== THE INPUT ==

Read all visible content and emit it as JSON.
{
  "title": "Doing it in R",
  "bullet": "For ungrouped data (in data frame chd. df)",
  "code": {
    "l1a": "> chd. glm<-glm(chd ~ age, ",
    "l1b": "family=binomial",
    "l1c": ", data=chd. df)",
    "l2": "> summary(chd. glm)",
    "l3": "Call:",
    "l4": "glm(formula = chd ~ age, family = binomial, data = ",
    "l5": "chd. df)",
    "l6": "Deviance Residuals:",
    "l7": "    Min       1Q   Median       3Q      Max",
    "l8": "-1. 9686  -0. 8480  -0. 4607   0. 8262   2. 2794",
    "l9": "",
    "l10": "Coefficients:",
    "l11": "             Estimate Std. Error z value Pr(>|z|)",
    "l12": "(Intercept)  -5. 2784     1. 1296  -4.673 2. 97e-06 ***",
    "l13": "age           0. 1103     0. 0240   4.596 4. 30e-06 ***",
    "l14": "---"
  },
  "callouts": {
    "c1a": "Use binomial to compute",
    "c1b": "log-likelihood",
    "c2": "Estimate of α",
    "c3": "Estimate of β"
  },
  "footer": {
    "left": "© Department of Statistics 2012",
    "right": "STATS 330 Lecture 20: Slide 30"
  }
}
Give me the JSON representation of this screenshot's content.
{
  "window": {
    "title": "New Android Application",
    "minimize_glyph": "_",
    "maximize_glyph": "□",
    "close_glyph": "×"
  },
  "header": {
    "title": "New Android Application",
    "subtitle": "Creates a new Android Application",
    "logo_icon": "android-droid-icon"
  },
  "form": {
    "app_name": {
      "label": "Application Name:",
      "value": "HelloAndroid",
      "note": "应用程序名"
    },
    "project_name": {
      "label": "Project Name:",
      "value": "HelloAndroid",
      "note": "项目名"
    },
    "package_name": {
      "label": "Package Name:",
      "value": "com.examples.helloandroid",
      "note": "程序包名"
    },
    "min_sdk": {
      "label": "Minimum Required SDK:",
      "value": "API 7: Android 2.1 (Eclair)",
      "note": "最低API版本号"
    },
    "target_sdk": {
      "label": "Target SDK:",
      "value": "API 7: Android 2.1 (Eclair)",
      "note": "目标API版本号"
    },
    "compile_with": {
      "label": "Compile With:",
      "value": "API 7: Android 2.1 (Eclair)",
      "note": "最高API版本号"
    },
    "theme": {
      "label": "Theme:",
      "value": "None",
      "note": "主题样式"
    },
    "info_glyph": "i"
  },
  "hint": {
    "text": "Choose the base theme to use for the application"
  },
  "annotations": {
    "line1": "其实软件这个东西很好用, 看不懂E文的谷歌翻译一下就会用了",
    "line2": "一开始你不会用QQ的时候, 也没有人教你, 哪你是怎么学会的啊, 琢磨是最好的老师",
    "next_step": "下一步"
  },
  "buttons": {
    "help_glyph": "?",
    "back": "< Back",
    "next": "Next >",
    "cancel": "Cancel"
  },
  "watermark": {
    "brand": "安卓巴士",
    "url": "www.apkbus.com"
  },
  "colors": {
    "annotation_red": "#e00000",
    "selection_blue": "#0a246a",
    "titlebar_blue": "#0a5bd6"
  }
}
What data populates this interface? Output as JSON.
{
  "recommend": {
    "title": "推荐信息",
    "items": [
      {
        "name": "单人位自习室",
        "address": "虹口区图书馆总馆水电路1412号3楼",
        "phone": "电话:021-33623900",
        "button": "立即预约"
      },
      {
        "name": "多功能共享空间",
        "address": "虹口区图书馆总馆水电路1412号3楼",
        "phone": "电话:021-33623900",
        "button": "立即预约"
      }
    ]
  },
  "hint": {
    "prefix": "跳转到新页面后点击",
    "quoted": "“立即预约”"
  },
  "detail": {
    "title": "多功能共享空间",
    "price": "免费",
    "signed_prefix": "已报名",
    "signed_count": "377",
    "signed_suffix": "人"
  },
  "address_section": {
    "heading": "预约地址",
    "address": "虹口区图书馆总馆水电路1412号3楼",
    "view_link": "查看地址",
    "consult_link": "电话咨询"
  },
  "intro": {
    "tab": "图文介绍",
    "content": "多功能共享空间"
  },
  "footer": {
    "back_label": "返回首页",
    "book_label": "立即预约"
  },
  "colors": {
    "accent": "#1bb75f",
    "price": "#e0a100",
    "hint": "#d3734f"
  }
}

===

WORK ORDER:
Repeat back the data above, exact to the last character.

YOUR SOLUTION:
Read all visible content and emit it as JSON.
{
  "title": "Doing it in R",
  "bullet": "For ungrouped data (in data frame chd. df)",
  "code": {
    "l1a": "> chd. glm<-glm(chd ~ age, ",
    "l1b": "family=binomial",
    "l1c": ", data=chd. df)",
    "l2": "> summary(chd. glm)",
    "l3": "Call:",
    "l4": "glm(formula = chd ~ age, family = binomial, data = ",
    "l5": "chd. df)",
    "l6": "Deviance Residuals:",
    "l7": "    Min       1Q   Median       3Q      Max",
    "l8": "-1. 9686  -0. 8480  -0. 4607   0. 8262   2. 2794",
    "l9": "",
    "l10": "Coefficients:",
    "l11": "             Estimate Std. Error z value Pr(>|z|)",
    "l12": "(Intercept)  -5. 2784     1. 1296  -4.673 2. 97e-06 ***",
    "l13": "age           0. 1103     0. 0240   4.596 4. 30e-06 ***",
    "l14": "---"
  },
  "callouts": {
    "c1a": "Use binomial to compute",
    "c1b": "log-likelihood",
    "c2": "Estimate of α",
    "c3": "Estimate of β"
  },
  "footer": {
    "left": "© Department of Statistics 2012",
    "right": "STATS 330 Lecture 20: Slide 30"
  }
}
Give me the JSON representation of this screenshot's content.
{
  "window": {
    "title": "New Android Application",
    "minimize_glyph": "_",
    "maximize_glyph": "□",
    "close_glyph": "×"
  },
  "header": {
    "title": "New Android Application",
    "subtitle": "Creates a new Android Application",
    "logo_icon": "android-droid-icon"
  },
  "form": {
    "app_name": {
      "label": "Application Name:",
      "value": "HelloAndroid",
      "note": "应用程序名"
    },
    "project_name": {
      "label": "Project Name:",
      "value": "HelloAndroid",
      "note": "项目名"
    },
    "package_name": {
      "label": "Package Name:",
      "value": "com.examples.helloandroid",
      "note": "程序包名"
    },
    "min_sdk": {
      "label": "Minimum Required SDK:",
      "value": "API 7: Android 2.1 (Eclair)",
      "note": "最低API版本号"
    },
    "target_sdk": {
      "label": "Target SDK:",
      "value": "API 7: Android 2.1 (Eclair)",
      "note": "目标API版本号"
    },
    "compile_with": {
      "label": "Compile With:",
      "value": "API 7: Android 2.1 (Eclair)",
      "note": "最高API版本号"
    },
    "theme": {
      "label": "Theme:",
      "value": "None",
      "note": "主题样式"
    },
    "info_glyph": "i"
  },
  "hint": {
    "text": "Choose the base theme to use for the application"
  },
  "annotations": {
    "line1": "其实软件这个东西很好用, 看不懂E文的谷歌翻译一下就会用了",
    "line2": "一开始你不会用QQ的时候, 也没有人教你, 哪你是怎么学会的啊, 琢磨是最好的老师",
    "next_step": "下一步"
  },
  "buttons": {
    "help_glyph": "?",
    "back": "< Back",
    "next": "Next >",
    "cancel": "Cancel"
  },
  "watermark": {
    "brand": "安卓巴士",
    "url": "www.apkbus.com"
  },
  "colors": {
    "annotation_red": "#e00000",
    "selection_blue": "#0a246a",
    "titlebar_blue": "#0a5bd6"
  }
}
What data populates this interface? Output as JSON.
{
  "recommend": {
    "title": "推荐信息",
    "items": [
      {
        "name": "单人位自习室",
        "address": "虹口区图书馆总馆水电路1412号3楼",
        "phone": "电话:021-33623900",
        "button": "立即预约"
      },
      {
        "name": "多功能共享空间",
        "address": "虹口区图书馆总馆水电路1412号3楼",
        "phone": "电话:021-33623900",
        "button": "立即预约"
      }
    ]
  },
  "hint": {
    "prefix": "跳转到新页面后点击",
    "quoted": "“立即预约”"
  },
  "detail": {
    "title": "多功能共享空间",
    "price": "免费",
    "signed_prefix": "已报名",
    "signed_count": "377",
    "signed_suffix": "人"
  },
  "address_section": {
    "heading": "预约地址",
    "address": "虹口区图书馆总馆水电路1412号3楼",
    "view_link": "查看地址",
    "consult_link": "电话咨询"
  },
  "intro": {
    "tab": "图文介绍",
    "content": "多功能共享空间"
  },
  "footer": {
    "back_label": "返回首页",
    "book_label": "立即预约"
  },
  "colors": {
    "accent": "#1bb75f",
    "price": "#e0a100",
    "hint": "#d3734f"
  }
}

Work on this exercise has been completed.